Every man’s work shall be made manifest: for the day shall declare it, because it shall be revealed by fire; and the fire shall try every man’s work of what sort it is. 1 Corinthians 3:13.
We should carefully weigh the matters relative to the work we take up. Will this work be a blessing to souls? God has not given us work merely to keep us busy, but for His name’s glory. Many are busily engaged gathering wood, hay, stubble. But this will all be consumed….
By God’s appointment each man has his post of duty. The careful, prayerful inquiry is to be made, What duty is assigned us individually, as men and women under accountability to God? And whether our labor be wholly limited to spiritual things, or whether it is temporal and spiritual combined, we are to faithfully discharge our work.

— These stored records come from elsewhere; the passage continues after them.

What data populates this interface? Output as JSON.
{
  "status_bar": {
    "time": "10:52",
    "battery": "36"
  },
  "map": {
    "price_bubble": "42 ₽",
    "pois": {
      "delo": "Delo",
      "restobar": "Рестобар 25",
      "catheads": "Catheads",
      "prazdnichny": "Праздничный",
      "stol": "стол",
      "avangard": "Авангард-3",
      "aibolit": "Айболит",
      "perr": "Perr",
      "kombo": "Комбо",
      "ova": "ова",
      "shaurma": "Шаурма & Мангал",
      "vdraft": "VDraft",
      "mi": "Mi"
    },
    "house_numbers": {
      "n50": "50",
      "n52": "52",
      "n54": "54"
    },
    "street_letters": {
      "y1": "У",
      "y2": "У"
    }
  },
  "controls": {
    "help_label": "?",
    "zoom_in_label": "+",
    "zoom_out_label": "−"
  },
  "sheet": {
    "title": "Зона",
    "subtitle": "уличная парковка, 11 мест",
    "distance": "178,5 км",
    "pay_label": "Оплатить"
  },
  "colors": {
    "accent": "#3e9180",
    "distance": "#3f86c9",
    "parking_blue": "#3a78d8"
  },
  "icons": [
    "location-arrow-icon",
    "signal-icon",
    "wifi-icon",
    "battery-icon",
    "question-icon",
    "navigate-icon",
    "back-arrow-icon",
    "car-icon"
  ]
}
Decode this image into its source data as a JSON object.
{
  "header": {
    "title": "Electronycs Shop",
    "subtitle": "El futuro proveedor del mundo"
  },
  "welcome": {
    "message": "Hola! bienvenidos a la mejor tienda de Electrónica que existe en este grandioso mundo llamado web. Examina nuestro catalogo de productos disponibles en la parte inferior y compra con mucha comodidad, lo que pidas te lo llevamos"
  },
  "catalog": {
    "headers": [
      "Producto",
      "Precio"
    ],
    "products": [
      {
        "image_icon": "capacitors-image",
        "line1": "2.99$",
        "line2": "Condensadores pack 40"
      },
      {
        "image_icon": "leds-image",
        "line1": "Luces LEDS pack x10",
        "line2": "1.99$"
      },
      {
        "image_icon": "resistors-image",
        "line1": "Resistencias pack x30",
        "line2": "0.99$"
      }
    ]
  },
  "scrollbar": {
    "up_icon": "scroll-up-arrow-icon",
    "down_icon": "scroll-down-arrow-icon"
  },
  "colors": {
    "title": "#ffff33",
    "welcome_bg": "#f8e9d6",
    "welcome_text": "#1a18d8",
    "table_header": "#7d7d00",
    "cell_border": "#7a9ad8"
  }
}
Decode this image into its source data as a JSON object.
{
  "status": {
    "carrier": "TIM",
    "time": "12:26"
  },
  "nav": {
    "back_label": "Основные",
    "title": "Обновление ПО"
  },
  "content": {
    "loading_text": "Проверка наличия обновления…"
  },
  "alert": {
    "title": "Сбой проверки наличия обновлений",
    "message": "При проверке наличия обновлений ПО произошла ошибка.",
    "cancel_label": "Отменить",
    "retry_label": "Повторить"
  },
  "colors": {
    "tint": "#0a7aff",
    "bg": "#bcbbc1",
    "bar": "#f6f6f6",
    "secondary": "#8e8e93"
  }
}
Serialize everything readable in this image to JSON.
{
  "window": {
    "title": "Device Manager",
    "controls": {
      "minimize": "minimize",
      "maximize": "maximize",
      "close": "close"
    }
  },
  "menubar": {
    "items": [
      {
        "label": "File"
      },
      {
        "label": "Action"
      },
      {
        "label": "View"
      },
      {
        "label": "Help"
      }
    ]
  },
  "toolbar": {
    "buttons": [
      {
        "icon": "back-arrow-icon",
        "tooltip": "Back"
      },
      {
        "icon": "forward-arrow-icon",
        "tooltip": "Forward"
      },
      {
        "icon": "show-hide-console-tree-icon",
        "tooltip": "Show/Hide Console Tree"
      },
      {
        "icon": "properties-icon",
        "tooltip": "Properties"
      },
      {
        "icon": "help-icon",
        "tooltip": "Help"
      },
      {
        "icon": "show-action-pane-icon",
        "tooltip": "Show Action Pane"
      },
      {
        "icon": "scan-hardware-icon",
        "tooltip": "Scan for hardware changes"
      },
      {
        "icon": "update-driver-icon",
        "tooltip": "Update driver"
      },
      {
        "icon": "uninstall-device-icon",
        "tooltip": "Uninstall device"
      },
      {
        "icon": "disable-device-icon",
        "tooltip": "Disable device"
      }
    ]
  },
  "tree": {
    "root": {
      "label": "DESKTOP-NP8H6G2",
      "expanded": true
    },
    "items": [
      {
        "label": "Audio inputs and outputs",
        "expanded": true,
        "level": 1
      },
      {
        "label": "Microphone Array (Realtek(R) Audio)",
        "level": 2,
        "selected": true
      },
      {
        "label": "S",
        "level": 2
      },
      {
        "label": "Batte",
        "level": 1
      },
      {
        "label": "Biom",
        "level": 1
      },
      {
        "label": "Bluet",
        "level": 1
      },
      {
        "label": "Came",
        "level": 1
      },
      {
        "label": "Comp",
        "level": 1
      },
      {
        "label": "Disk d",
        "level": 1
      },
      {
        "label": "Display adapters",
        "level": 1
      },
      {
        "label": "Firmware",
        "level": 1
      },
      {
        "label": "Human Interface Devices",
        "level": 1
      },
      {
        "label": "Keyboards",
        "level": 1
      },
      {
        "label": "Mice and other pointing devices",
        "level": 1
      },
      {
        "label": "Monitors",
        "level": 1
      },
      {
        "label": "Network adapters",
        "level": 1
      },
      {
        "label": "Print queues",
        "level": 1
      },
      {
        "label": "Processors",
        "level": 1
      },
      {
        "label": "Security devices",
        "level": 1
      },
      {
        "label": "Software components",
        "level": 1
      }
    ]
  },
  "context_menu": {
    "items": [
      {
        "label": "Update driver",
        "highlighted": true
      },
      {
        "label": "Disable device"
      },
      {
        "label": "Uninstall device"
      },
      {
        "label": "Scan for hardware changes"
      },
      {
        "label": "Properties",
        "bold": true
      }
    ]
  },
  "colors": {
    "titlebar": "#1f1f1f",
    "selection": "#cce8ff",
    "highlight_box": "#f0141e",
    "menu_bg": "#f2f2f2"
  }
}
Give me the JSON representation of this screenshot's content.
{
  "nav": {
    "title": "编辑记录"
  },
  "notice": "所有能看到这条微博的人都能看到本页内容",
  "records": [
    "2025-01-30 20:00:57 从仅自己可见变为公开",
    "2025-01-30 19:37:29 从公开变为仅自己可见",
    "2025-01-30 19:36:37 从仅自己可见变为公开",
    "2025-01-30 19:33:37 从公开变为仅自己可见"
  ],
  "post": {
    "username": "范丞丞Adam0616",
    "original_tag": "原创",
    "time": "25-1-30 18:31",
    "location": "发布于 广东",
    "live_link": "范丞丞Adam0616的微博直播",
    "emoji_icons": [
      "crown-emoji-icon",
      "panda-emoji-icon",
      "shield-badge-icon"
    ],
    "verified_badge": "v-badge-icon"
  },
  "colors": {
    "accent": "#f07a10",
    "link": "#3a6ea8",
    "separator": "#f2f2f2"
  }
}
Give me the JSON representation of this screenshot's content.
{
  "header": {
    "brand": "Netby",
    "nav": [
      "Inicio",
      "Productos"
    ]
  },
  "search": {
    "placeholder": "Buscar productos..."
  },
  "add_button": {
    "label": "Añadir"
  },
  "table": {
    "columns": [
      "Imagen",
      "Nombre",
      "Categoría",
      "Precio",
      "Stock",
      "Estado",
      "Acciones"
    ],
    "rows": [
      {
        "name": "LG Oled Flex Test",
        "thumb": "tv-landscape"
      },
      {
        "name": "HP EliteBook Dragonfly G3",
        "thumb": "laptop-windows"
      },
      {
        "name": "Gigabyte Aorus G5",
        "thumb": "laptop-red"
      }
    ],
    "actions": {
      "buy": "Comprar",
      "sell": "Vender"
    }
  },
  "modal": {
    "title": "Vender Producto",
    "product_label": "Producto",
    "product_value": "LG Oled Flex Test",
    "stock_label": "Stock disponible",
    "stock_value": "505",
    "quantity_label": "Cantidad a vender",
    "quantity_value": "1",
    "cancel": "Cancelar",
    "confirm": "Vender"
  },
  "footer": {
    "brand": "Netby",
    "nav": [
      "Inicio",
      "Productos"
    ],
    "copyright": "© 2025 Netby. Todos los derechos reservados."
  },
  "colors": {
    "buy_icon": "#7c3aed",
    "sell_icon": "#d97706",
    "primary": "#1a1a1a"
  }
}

Things secular and things sacred must be combined, but spiritual things are not to be hidden by secular matters. Christ requires the service of the whole being, the physical, mental, and moral powers combined. These are to be enlisted in God’s service. Man is to remember that God has the ownership of all, and that his pursuits are invested with a sacredness that they did not possess before he enlisted in the army of the Lord. Every action is to be a consecrated action, for it occupies God’s entrusted talent of time. Holiness unto the Lord is inscribed on all the actions of such a one, because his whole being is brought under subjection to God.
No business is to be undertaken, even in ordinary life, if it is corrupting in its influence upon the senses. We are in the Lord’s training school, and He has His own appointed means whereby we may be brought into His service…. Many are troubled because they are not working directly for the advancement of God’s kingdom. But the humblest work must not be ignored. If it is honest work, it is a blessing, and may lead to the higher parts of the work.3SDA Bible Commentary 6:1087.
Whether we have one year before us, or five, or ten, we are to be faithful to our trust today. We are to perform each day’s duties as faithfully as though that day were to be our last.4The Review and Herald, October 25, 1881.